Department of Parks and Wildlife: leave seals alone

PEOPLE are being reminded not to disturb seals resting on beaches or swimming close to shore.

The Department of Parks and Wildlife warning follows many recent sightings of seals on the Perth coast, including Quinns Rocks.

Swan region marine park co-ordinator Melissa Evans said it was common to see Australian sea lions and New Zealand fur seals along the Perth shoreline year-round, as well as sub-Antarctic fur seals and other species during winter.

“In the past few weeks, we have recorded lots of sightings of seals and sea lions swimming close to our shores, particularly near Quinns Rocks and Fremantle,” she said.

“In particular, people have reported fur seals spinning or twisting around in the water and sticking their flippers in the air.

“While it may look like the animals are in distress, entangled or injured, this is a natural behaviour known as thermo-regulating.

“The seal is controlling its body temperature by exposing different parts to the sun and sticking its flippers in and out of the water.”

Ms Evans said it was also common for winter cold fronts to bring seals on to Perth beaches.

“These seals haul up on beaches to rest – they are not ‘stranded’ and don’t require assistance from people,” she said.

“Generally they just need to be left alone to rest and will return to the ocean when they are ready.

“Members of the public are encouraged to view seals from a safe distance and to keep dogs away from seals and sea lions.”

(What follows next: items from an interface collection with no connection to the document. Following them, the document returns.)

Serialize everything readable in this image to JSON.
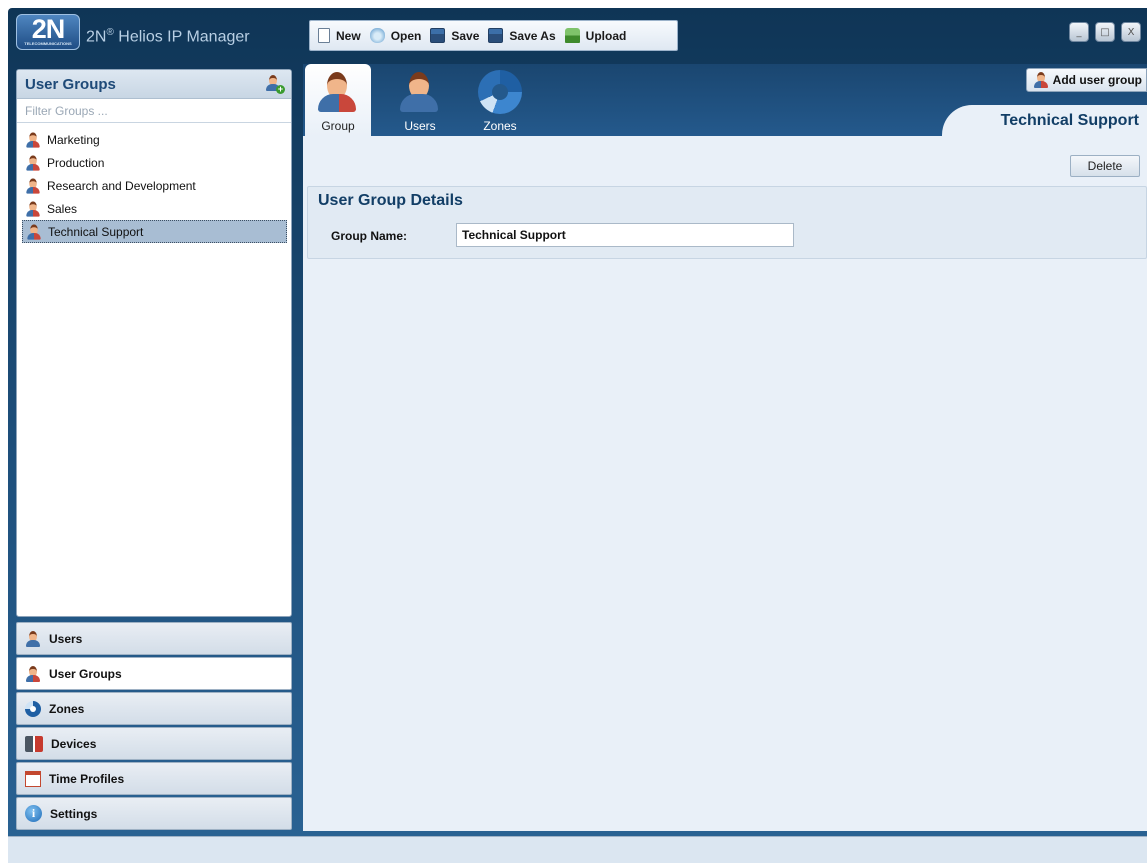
{
  "app": {
    "logo_mark": "2N",
    "logo_sub": "TELECOMMUNICATIONS",
    "logo_title_prefix": "2N",
    "logo_title_suffix": " Helios IP Manager"
  },
  "toolbar": {
    "new_label": "New",
    "open_label": "Open",
    "save_label": "Save",
    "saveas_label": "Save As",
    "upload_label": "Upload"
  },
  "window_controls": {
    "minimize": "_",
    "maximize": "□",
    "close": "X"
  },
  "sidebar": {
    "title": "User Groups",
    "filter_placeholder": "Filter Groups ...",
    "groups": [
      {
        "label": "Marketing",
        "selected": false
      },
      {
        "label": "Production",
        "selected": false
      },
      {
        "label": "Research and Development",
        "selected": false
      },
      {
        "label": "Sales",
        "selected": false
      },
      {
        "label": "Technical Support",
        "selected": true
      }
    ],
    "nav": [
      {
        "label": "Users",
        "icon": "user-icon",
        "active": false
      },
      {
        "label": "User Groups",
        "icon": "user-group-icon",
        "active": true
      },
      {
        "label": "Zones",
        "icon": "zones-icon",
        "active": false
      },
      {
        "label": "Devices",
        "icon": "devices-icon",
        "active": false
      },
      {
        "label": "Time Profiles",
        "icon": "calendar-icon",
        "active": false
      },
      {
        "label": "Settings",
        "icon": "info-icon",
        "active": false
      }
    ]
  },
  "main": {
    "tabs": [
      {
        "label": "Group",
        "active": true
      },
      {
        "label": "Users",
        "active": false
      },
      {
        "label": "Zones",
        "active": false
      }
    ],
    "add_button_label": "Add user group",
    "page_title": "Technical Support",
    "delete_label": "Delete",
    "details": {
      "title": "User Group Details",
      "group_name_label": "Group Name:",
      "group_name_value": "Technical Support"
    }
  },
  "colors": {
    "accent": "#1e4a78",
    "header_bg": "#0f3556",
    "panel_bg": "#e9f0f8",
    "selection": "#a8bdd3"
  }
}
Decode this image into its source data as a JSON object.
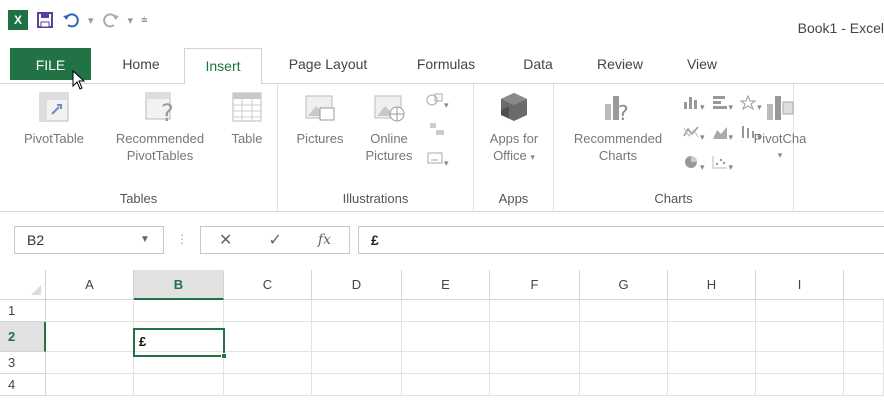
{
  "app": {
    "title": "Book1 - Excel",
    "logo_text": "X",
    "brand_color": "#217346"
  },
  "qat": {
    "icons": [
      "excel-logo-icon",
      "save-icon",
      "undo-icon",
      "redo-icon",
      "customize-qat-icon"
    ]
  },
  "tabs": [
    {
      "label": "FILE"
    },
    {
      "label": "Home"
    },
    {
      "label": "Insert"
    },
    {
      "label": "Page Layout"
    },
    {
      "label": "Formulas"
    },
    {
      "label": "Data"
    },
    {
      "label": "Review"
    },
    {
      "label": "View"
    }
  ],
  "active_tab": "Insert",
  "ribbon": {
    "groups": [
      {
        "label": "Tables",
        "buttons": [
          "PivotTable",
          "Recommended PivotTables",
          "Table"
        ]
      },
      {
        "label": "Illustrations",
        "buttons": [
          "Pictures",
          "Online Pictures"
        ]
      },
      {
        "label": "Apps",
        "buttons": [
          "Apps for Office"
        ]
      },
      {
        "label": "Charts",
        "buttons": [
          "Recommended Charts",
          "PivotChart"
        ]
      }
    ],
    "pivottable": "PivotTable",
    "recommended_pivottables_line1": "Recommended",
    "recommended_pivottables_line2": "PivotTables",
    "table": "Table",
    "pictures": "Pictures",
    "online_pictures_line1": "Online",
    "online_pictures_line2": "Pictures",
    "apps_line1": "Apps for",
    "apps_line2": "Office",
    "recommended_charts_line1": "Recommended",
    "recommended_charts_line2": "Charts",
    "pivotchart": "PivotCha"
  },
  "formula_bar": {
    "name_box": "B2",
    "cancel": "✕",
    "enter": "✓",
    "fx": "fx",
    "value": "£"
  },
  "grid": {
    "columns": [
      "A",
      "B",
      "C",
      "D",
      "E",
      "F",
      "G",
      "H",
      "I"
    ],
    "rows": [
      "1",
      "2",
      "3",
      "4"
    ],
    "selected_column": "B",
    "selected_row": "2",
    "active_cell": "B2",
    "active_cell_value": "£"
  }
}
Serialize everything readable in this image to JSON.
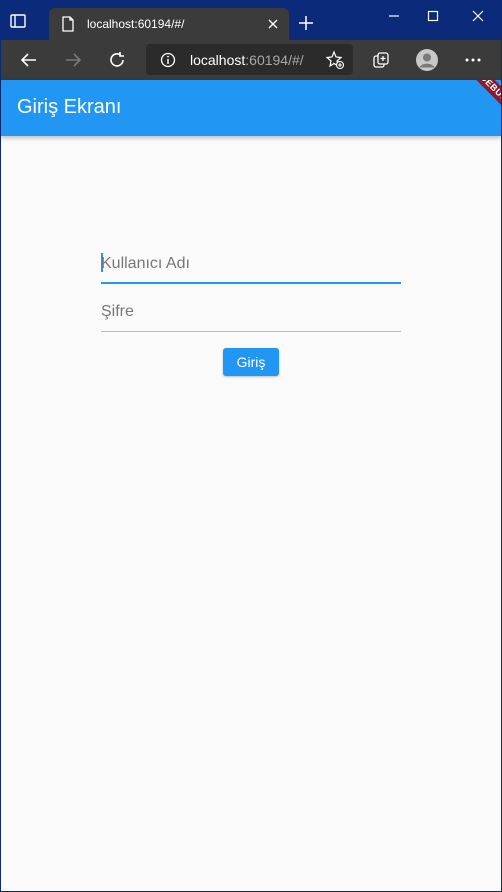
{
  "browser": {
    "tab_title": "localhost:60194/#/",
    "address_host": "localhost",
    "address_rest": ":60194/#/"
  },
  "app": {
    "title": "Giriş Ekranı",
    "debug_banner": "DEBUG",
    "username_label": "Kullanıcı Adı",
    "password_label": "Şifre",
    "login_button": "Giriş"
  },
  "colors": {
    "primary": "#2196f3",
    "debug": "#8b1a2d",
    "titlebar": "#0b2b7a"
  }
}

If people see a seal with obvious body injuries they can call the Wildcare Helpline on 9474 9055.